TASK DIRECTIONS:
Take each line of the material that includes "your" and copy it.

—————

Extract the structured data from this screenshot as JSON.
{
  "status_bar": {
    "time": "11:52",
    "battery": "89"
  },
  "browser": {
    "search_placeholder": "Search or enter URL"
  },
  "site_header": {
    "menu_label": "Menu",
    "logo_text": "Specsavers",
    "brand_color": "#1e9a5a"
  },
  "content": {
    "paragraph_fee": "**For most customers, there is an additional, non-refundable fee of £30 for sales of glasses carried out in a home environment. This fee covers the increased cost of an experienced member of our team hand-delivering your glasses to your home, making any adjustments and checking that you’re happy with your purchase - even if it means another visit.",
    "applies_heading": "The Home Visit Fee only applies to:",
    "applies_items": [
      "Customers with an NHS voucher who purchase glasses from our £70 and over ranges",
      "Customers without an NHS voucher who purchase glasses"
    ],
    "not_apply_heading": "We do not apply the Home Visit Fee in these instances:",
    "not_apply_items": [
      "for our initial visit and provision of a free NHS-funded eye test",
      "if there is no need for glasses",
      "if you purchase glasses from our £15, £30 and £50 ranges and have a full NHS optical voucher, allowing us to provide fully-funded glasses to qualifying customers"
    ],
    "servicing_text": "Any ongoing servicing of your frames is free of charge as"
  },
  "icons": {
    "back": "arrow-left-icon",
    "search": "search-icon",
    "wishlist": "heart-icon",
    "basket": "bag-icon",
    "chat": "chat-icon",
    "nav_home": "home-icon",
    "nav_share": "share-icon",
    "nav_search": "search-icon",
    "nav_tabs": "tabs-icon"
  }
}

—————

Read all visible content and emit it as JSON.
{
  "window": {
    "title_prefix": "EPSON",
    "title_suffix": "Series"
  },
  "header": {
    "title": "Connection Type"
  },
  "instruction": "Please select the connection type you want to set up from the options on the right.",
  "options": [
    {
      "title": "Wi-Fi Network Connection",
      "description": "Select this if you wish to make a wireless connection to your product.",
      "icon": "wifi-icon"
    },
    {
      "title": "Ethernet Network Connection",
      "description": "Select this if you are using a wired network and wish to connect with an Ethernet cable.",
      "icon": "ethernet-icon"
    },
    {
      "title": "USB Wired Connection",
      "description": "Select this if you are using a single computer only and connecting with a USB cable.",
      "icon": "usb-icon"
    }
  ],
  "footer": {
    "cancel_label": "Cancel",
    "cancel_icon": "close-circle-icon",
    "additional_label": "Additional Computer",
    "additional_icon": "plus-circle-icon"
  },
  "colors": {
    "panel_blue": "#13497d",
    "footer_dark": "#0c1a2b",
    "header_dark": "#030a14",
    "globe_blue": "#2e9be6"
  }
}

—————

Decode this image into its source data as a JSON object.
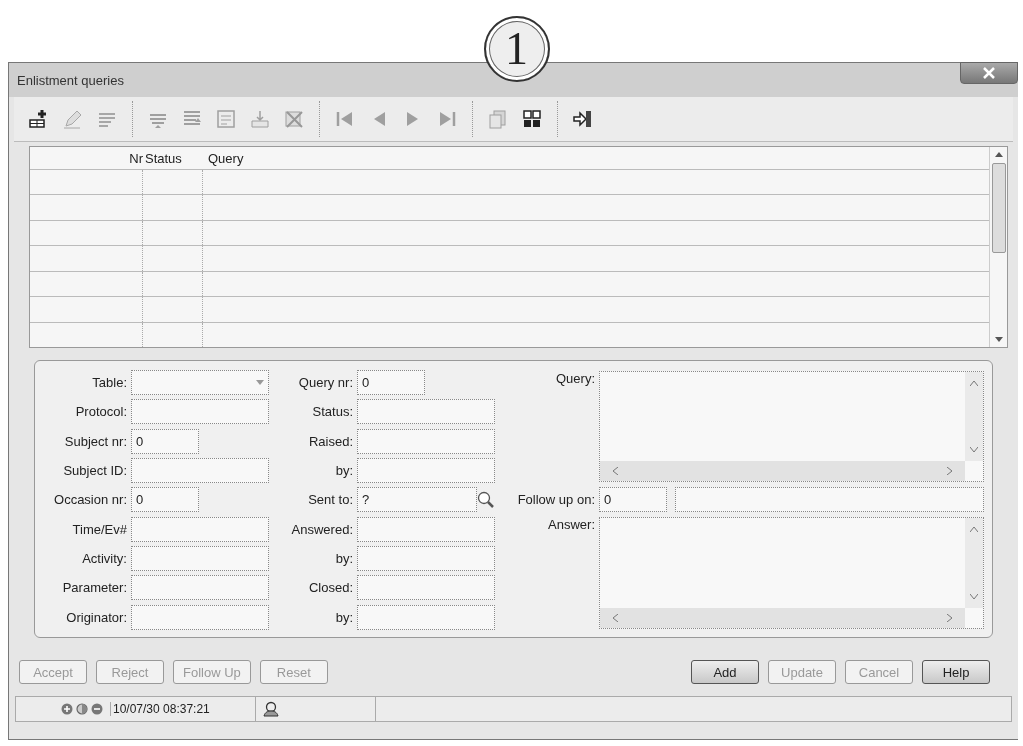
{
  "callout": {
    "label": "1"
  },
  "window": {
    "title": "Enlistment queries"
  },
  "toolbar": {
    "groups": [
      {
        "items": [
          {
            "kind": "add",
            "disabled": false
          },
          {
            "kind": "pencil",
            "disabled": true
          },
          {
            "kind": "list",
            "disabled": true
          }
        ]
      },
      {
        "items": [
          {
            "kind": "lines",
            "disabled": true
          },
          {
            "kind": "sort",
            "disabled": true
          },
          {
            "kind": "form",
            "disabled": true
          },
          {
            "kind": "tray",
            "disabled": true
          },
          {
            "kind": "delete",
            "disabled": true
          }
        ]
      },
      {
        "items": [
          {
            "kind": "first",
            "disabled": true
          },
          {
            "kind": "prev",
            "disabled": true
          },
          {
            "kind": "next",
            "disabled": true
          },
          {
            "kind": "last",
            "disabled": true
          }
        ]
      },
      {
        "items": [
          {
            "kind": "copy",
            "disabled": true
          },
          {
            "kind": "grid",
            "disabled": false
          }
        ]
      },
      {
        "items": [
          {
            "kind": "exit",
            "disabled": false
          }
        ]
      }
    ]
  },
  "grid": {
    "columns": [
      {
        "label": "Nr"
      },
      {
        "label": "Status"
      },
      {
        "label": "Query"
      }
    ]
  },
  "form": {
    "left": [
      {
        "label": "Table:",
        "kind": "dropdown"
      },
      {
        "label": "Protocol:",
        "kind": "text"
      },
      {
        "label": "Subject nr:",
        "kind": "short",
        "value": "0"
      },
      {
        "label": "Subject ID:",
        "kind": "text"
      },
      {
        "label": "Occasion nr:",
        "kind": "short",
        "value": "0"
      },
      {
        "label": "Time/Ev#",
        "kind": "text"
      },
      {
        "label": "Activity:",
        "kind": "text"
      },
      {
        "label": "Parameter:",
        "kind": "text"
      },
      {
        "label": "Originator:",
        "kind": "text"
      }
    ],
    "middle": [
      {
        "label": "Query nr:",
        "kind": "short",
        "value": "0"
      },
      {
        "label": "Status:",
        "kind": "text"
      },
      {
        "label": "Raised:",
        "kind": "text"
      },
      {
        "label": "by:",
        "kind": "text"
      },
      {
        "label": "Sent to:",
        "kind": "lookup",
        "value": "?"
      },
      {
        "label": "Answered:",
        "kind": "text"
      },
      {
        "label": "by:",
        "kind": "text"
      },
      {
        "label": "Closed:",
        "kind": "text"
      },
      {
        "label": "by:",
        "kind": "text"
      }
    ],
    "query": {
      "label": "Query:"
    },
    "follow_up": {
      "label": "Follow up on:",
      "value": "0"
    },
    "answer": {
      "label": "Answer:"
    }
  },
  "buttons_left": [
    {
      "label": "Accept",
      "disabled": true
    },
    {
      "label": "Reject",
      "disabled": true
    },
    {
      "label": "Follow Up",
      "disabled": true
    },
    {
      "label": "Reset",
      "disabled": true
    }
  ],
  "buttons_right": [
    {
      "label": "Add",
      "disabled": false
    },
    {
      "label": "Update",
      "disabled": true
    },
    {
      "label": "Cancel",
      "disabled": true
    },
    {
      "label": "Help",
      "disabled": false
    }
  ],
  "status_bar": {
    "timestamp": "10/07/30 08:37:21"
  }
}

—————

SOLUTION FOR THIS PROBLEM:
    "paragraph_fee": "**For most customers, there is an additional, non-refundable fee of £30 for sales of glasses carried out in a home environment. This fee covers the increased cost of an experienced member of our team hand-delivering your glasses to your home, making any adjustments and checking that you’re happy with your purchase - even if it means another visit.",
    "servicing_text": "Any ongoing servicing of your frames is free of charge as"
      "description": "Select this if you wish to make a wireless connection to your product.",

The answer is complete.